Below please read article by Sr. Maeliosa Byrne OP on St. Thomas Aquinas
ADORO TE DEVOTE LATENS DEITAS
The ‘Adoro Te’ of St Thomas Aquinas provides us with a prayer. It is a prayer that each of us can pray from the heart whether in the original Latin or in a translation e.g. by Gerard Manley Hopkins (Dominican Prayer Book p.38) or Fr Caswall (Parish Hymnal No 112)
In this wonderful hymn we see Thomas the great theologian, not expounding detailed answers to difficult questions but praying in the simplicity of his heart. Each line of the hymn is steeped in wisdom and truth expressed in words that are loving and personal. There are subtle ‘echoes’ of Scripture ‘..latens Deitas.’.[‘truly God of Israel you are a god who lies hidden’] ‘tibi se cor meum totum subjicit..’ [‘..you shall love the Lord your God with your whole heart..’]- and in the words ‘quia te contemplans totum deficit’ we get a hint of Thomas’ own humble words [‘all I have written is only straw’]
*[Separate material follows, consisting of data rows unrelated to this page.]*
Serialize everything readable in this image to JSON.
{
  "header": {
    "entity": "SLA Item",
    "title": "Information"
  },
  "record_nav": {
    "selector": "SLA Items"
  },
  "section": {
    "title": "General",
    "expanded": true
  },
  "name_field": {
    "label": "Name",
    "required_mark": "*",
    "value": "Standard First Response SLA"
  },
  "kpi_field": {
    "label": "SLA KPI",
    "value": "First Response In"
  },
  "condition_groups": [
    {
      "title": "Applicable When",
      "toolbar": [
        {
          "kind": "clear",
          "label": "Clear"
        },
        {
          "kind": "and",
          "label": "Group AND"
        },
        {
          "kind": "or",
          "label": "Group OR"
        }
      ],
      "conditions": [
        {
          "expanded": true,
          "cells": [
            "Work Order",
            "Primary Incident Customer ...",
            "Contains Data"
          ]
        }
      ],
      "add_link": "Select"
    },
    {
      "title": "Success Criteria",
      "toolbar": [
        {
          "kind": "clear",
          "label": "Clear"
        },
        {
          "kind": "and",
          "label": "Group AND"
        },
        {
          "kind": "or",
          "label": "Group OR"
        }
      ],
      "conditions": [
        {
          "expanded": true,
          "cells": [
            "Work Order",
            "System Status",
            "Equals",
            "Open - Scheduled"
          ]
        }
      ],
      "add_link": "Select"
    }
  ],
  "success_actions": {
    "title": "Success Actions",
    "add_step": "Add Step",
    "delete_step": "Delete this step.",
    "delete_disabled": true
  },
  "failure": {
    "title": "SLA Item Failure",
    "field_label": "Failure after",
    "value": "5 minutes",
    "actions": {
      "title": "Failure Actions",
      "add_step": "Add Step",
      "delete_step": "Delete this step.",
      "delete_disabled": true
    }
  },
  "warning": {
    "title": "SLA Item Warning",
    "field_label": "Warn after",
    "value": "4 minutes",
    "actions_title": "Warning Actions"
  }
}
In a very Dominican “Credo” Thomas’ affirms his faith in the Word who is the Truth (vs2) and in vs 3 and 4 we are reminded of that familiar picture of Thomas gazing at the Crucifix. He prays the prayer of the repentant thief and reaffirms his faith in the Godhead hidden on the Cross. He cannot see the wounds of Christ, as his patron the apostle Thomas saw them, but he prays for a stronger faith and hope and that special love expressed in the words ‘te diligere’.
Thomas prays again in verse 5 (‘O memoriale.’) for the grace to “taste the sweetness of the Lord” and to live the mystery of the living and life-giving Bread of the Eucharist. In verse 6 Thomas prays to the ‘Divine Pelican’ – to the Saviour who shed his Blood for us – and proclaims the marvellous and consoling truth that one single drop can blot out the sins of the whole world: in Thomas’ words ‘una stilla salvum facere totum mundum quit ab omni scelere’.
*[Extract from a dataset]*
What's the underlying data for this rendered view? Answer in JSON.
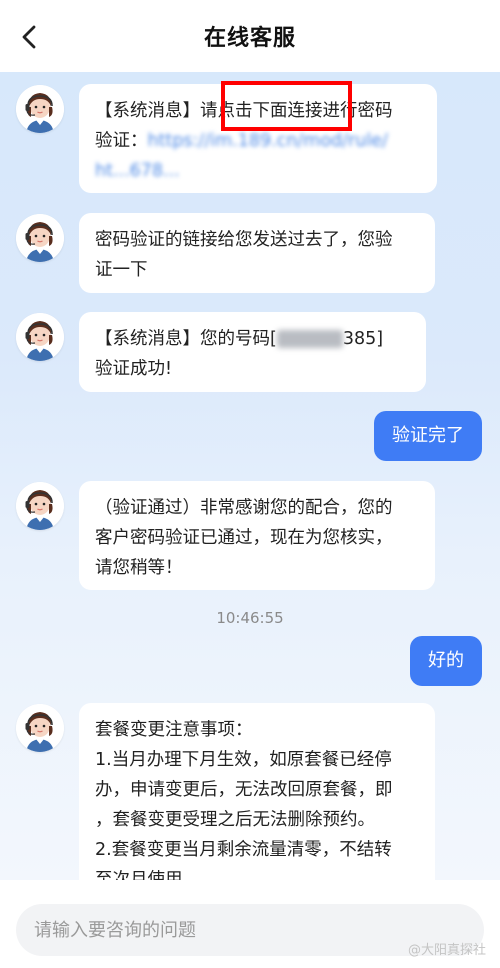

Finally, in words reminiscent of Psalm 62 Thomas pours out his own deep longing for Jesus. To know his beloved hidden God in this life is not enough – he begs with a lover’s heart to see him face to face in glory. The Lord who asked Thomas what reward he would like for having written well of him must surely have granted the wish expressed in this prayer as in Thomas’ reply:”None other than Thyself, Lord”.
Maeliosa Byrne O.P